[Interface dataset entries]
■ ■ ■ ■ ■ ■ ■
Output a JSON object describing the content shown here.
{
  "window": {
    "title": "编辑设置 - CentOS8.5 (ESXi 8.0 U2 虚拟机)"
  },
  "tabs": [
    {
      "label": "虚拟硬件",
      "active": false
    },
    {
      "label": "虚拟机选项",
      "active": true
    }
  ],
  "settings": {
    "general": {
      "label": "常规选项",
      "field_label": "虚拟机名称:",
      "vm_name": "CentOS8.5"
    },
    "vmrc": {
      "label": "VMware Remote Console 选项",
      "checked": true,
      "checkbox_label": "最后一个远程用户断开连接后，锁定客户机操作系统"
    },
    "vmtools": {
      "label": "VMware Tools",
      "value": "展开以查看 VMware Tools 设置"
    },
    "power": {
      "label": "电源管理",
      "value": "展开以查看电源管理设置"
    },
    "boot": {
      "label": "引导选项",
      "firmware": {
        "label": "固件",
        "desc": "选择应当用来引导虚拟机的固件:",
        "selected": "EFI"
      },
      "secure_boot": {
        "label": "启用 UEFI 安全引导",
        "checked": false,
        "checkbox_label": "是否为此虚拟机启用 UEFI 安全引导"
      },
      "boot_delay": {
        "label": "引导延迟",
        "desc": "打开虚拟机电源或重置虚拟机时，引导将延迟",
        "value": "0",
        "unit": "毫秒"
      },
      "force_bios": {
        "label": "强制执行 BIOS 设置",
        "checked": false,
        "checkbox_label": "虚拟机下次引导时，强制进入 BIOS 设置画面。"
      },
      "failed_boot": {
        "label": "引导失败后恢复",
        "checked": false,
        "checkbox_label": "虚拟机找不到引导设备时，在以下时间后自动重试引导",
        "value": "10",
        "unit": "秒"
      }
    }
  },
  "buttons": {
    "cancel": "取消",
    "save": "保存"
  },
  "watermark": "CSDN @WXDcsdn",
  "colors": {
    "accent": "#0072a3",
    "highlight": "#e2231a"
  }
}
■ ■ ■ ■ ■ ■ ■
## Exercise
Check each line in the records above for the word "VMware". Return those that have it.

## Response
      "label": "VMware Remote Console 选项",
      "label": "VMware Tools",
      "value": "展开以查看 VMware Tools 设置"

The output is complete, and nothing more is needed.